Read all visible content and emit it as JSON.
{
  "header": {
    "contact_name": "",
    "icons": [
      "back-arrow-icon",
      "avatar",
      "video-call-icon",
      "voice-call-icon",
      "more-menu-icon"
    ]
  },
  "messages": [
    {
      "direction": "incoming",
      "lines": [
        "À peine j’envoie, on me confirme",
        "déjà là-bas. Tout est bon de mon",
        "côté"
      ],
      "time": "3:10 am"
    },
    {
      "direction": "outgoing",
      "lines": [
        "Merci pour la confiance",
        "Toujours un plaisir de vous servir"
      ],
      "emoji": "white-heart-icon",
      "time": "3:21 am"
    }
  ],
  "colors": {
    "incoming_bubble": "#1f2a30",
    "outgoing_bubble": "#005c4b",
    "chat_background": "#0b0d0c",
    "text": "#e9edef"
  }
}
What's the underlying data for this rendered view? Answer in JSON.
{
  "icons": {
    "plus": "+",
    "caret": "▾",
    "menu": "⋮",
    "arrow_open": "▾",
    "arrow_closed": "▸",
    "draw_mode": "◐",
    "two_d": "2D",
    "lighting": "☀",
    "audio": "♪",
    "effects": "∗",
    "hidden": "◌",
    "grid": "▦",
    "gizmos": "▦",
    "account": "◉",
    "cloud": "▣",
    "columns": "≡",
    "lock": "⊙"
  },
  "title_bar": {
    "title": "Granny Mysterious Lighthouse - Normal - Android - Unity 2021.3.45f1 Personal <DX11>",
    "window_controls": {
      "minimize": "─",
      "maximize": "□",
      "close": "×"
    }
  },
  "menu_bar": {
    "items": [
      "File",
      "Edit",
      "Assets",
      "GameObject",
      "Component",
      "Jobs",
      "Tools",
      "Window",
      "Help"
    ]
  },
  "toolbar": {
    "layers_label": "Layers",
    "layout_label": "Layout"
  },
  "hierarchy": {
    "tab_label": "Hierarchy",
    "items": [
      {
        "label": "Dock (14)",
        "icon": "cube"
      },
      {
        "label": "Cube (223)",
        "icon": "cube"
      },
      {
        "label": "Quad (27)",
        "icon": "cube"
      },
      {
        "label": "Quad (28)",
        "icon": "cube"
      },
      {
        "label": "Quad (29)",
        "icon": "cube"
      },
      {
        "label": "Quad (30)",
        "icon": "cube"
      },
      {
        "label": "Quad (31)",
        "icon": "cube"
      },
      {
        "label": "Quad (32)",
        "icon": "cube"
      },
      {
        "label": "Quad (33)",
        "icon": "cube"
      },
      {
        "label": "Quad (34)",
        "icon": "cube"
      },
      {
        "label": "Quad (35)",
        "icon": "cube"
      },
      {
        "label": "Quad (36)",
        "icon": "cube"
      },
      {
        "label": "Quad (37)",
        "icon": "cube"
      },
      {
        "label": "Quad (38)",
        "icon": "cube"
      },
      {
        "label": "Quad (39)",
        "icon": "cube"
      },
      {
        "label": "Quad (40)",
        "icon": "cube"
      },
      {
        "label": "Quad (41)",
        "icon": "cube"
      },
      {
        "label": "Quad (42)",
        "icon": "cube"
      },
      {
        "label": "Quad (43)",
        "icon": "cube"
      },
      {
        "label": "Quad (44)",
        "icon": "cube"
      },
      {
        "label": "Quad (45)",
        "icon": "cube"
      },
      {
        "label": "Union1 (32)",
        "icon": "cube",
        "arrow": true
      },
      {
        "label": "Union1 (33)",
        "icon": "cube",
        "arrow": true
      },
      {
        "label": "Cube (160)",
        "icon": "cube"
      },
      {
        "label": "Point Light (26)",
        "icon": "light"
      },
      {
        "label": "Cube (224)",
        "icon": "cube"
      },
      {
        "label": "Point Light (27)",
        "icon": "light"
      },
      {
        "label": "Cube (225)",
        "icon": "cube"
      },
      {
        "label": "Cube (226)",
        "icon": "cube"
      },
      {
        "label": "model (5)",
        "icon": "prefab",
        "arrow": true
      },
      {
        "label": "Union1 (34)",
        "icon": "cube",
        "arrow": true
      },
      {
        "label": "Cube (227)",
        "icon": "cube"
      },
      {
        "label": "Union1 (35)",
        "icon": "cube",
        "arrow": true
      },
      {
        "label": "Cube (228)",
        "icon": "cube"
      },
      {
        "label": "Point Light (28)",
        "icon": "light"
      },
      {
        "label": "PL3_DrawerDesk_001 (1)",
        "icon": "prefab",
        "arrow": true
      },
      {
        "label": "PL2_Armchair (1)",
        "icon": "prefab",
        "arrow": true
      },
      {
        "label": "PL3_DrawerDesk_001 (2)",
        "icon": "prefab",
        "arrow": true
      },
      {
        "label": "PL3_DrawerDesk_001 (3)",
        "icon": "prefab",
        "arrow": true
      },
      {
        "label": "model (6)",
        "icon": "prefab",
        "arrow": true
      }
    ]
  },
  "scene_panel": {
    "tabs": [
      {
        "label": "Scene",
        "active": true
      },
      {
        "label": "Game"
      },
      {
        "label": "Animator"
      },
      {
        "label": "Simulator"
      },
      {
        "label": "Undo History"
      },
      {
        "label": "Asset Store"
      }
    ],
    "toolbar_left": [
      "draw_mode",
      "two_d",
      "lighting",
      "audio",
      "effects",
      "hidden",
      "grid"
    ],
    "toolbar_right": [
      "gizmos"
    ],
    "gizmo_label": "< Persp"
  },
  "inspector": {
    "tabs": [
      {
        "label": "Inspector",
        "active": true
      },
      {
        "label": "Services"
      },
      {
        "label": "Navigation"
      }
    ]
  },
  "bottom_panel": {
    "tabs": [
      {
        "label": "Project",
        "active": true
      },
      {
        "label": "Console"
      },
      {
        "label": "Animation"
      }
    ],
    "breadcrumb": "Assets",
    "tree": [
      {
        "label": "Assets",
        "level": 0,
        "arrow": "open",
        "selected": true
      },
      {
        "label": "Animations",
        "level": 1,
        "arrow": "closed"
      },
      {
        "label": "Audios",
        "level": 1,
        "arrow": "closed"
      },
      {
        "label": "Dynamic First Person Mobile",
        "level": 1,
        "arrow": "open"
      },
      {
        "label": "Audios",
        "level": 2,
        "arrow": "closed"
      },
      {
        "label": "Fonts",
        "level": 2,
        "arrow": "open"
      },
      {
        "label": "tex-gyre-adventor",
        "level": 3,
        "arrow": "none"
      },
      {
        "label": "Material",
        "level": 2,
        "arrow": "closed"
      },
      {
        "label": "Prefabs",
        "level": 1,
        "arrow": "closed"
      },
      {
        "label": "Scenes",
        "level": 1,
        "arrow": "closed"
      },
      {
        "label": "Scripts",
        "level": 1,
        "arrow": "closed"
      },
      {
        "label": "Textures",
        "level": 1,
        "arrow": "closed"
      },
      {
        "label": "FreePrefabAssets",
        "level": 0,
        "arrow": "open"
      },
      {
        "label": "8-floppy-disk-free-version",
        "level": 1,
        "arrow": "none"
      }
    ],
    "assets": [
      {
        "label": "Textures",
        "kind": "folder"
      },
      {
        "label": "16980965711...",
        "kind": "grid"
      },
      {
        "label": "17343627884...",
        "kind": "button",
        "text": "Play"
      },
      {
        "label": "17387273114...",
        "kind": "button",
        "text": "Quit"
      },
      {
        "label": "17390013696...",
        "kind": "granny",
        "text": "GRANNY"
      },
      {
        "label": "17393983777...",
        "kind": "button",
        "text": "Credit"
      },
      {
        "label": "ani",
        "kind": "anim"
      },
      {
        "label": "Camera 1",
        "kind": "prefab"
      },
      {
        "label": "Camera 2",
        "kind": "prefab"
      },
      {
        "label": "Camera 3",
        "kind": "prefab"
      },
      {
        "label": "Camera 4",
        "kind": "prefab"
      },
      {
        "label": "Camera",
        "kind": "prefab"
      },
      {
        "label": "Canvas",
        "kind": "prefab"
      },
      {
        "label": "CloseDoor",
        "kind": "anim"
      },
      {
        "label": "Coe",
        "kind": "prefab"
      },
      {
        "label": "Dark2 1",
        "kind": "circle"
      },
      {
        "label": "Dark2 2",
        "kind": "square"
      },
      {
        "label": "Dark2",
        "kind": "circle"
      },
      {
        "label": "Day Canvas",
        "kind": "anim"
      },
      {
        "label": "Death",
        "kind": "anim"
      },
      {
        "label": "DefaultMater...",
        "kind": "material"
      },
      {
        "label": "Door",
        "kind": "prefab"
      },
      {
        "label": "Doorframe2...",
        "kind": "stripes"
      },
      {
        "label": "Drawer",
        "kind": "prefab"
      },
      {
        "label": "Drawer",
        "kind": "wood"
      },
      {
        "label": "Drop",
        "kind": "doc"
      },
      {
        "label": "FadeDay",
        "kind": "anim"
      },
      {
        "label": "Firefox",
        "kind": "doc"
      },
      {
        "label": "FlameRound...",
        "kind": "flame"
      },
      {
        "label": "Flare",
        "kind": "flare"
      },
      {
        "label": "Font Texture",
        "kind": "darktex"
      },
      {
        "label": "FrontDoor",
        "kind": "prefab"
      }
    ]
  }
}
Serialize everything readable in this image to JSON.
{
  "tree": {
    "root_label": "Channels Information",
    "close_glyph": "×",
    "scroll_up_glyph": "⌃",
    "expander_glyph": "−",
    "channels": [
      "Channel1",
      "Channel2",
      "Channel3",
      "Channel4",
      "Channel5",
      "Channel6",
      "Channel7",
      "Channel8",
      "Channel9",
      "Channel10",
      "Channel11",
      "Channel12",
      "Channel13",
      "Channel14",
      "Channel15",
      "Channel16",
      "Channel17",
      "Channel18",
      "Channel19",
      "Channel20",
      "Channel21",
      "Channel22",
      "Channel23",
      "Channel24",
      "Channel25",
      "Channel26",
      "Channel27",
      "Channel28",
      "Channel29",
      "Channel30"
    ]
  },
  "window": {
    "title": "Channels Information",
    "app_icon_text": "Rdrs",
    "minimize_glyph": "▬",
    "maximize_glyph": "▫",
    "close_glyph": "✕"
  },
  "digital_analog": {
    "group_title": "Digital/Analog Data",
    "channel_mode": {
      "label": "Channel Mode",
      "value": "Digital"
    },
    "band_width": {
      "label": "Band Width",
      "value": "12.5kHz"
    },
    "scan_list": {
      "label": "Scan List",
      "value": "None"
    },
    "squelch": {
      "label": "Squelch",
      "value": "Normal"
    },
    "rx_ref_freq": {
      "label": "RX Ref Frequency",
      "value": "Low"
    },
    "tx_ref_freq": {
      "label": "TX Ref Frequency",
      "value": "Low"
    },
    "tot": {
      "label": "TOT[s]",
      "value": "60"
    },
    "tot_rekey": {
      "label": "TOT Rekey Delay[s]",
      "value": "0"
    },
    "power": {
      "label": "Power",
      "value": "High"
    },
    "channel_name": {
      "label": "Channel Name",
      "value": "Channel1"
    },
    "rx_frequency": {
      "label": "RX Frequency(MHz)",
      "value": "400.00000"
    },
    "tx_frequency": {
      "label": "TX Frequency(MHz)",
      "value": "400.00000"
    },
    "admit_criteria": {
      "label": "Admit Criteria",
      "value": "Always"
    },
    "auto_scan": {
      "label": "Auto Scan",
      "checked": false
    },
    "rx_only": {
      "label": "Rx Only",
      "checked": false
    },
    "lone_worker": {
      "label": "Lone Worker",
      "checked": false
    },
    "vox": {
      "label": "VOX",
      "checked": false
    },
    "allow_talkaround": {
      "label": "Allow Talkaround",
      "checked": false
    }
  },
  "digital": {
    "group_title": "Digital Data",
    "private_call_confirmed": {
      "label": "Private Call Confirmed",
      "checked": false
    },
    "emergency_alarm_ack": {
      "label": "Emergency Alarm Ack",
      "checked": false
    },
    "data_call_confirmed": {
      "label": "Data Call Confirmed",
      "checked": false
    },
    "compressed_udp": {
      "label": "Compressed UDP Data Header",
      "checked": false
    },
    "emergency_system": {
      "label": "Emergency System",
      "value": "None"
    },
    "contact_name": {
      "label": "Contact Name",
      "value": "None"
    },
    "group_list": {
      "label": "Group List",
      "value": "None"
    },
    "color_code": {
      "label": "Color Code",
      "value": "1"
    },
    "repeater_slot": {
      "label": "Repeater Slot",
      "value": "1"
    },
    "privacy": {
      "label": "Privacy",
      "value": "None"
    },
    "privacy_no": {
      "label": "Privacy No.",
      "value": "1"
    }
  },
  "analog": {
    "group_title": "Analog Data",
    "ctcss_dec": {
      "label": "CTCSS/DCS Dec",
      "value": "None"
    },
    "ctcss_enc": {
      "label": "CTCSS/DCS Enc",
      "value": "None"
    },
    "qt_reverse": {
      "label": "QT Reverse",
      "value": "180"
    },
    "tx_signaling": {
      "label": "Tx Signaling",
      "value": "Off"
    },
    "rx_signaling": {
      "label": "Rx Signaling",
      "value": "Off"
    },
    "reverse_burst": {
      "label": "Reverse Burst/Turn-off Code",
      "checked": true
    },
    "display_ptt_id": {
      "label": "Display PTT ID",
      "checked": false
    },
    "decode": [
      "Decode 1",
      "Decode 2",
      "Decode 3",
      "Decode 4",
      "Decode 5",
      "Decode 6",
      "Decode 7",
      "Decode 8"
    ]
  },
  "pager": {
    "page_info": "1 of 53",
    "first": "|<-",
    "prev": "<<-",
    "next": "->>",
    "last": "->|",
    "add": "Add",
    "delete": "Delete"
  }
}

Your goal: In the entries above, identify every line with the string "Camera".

Task result:
        "label": "Camera 1",
        "label": "Camera 2",
        "label": "Camera 3",
        "label": "Camera 4",
        "label": "Camera",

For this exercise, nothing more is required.